Amazon's new pilots today include two dramas, neither of which is very good, unfortunately. These are just pilots, and these are simply preliminary reactions, but … devote your energies to the comedies instead. Unless you really, really love Ron Perlman's manic moping.
Hand of God Oh, great, another show about a sad, angry dude who makes life miserable for everyone around him — but goddammit, isn't he just the most important thing that ever was. Ron Perlman stars as a judge who starts losing his grip on reality after his son and daughter-in-law are attacked; the son remains in a coma following a subsequent suicide attempt. "God chose me to mete out justice, just like Solomon," Perlman says. And one of the ways he does this is by forcing his daughter-in-law — forcing, by force, forcibly turning her body so she's facing in the direction he wants — to stare at a suspect's exposed genitals in an attempt to have her identify her rapist. Somehow, this isn't presented as an aspect of villainy: Perlman's character is obsessed and having hallucinations, but in this moment, he's standing with a perfectly sane cop and lawyer who say and do absolutely nothing to indicate that they see anything wrong with this behavior. (They're simply upset about the suspect Perlman has identified.) There's violence, the exposed breasts of a genial sex worker, and a sad wife, but none of the humanity or panache that makes for an actual prestige drama.
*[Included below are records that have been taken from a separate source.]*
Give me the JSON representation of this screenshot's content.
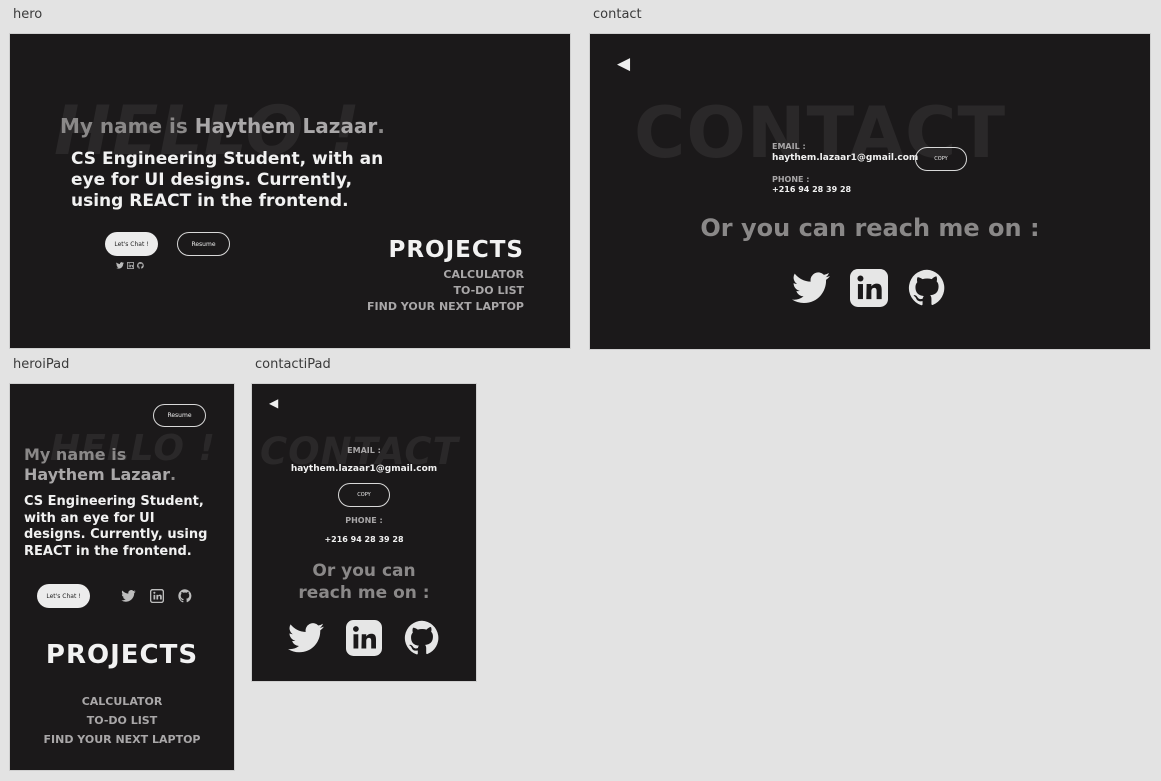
{
  "artboards": {
    "hero": "hero",
    "contact": "contact",
    "heroipad": "heroiPad",
    "contactipad": "contactiPad"
  },
  "hero": {
    "bg_word": "HELLO !",
    "intro_prefix": "My name is ",
    "name": "Haythem Lazaar",
    "intro_suffix": ".",
    "tagline": "CS Engineering Student, with an eye for UI designs. Currently, using REACT in the frontend.",
    "chat_button": "Let's Chat !",
    "resume_button": "Resume",
    "projects_title": "PROJECTS",
    "projects": [
      "CALCULATOR",
      "TO-DO LIST",
      "FIND YOUR NEXT LAPTOP"
    ]
  },
  "contact": {
    "back": "◀",
    "bg_word": "CONTACT",
    "email_label": "EMAIL :",
    "email": "haythem.lazaar1@gmail.com",
    "copy_button": "COPY",
    "phone_label": "PHONE :",
    "phone": "+216 94 28 39 28",
    "reach": "Or you can reach me on :"
  },
  "heroipad": {
    "resume_button": "Resume",
    "bg_word": "HELLO !",
    "intro_prefix": "My name is",
    "name": "Haythem Lazaar",
    "intro_suffix": ".",
    "tagline": "CS Engineering Student, with an eye for UI designs. Currently, using REACT in the frontend.",
    "chat_button": "Let's Chat !",
    "projects_title": "PROJECTS",
    "projects": [
      "CALCULATOR",
      "TO-DO LIST",
      "FIND YOUR NEXT LAPTOP"
    ]
  },
  "contactipad": {
    "back": "◀",
    "bg_word": "CONTACT",
    "email_label": "EMAIL :",
    "email": "haythem.lazaar1@gmail.com",
    "copy_button": "COPY",
    "phone_label": "PHONE :",
    "phone": "+216 94 28 39 28",
    "reach_line1": "Or you can",
    "reach_line2": "reach me on :"
  },
  "icons": [
    "twitter-icon",
    "linkedin-icon",
    "github-icon"
  ],
  "colors": {
    "artboard_bg": "#1b191a",
    "canvas_bg": "#e3e3e3",
    "muted_text": "#8a8888",
    "light_text": "#f1f1f1"
  }
}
Hysteria When members of a teen-girl dance team start having unexplained tics and convulsions, the local hospital calls in an expert neurologist — one who's from that very area and has trouble returning home and confronting her dark, spooky, murder-adjacent past. Do you buy Mena Suvari as a said expert? It's not clear that this show even buys that casting, but she's the star of the show anyway.
The series is yet another in a long line that considers female teen sexuality a dangerous, alien force — can't they stop throwing themselves at middle-aged men and orchestrating staged sexual assaults? No wonder they transmit their weird tics through, uh, social media. (No, really.)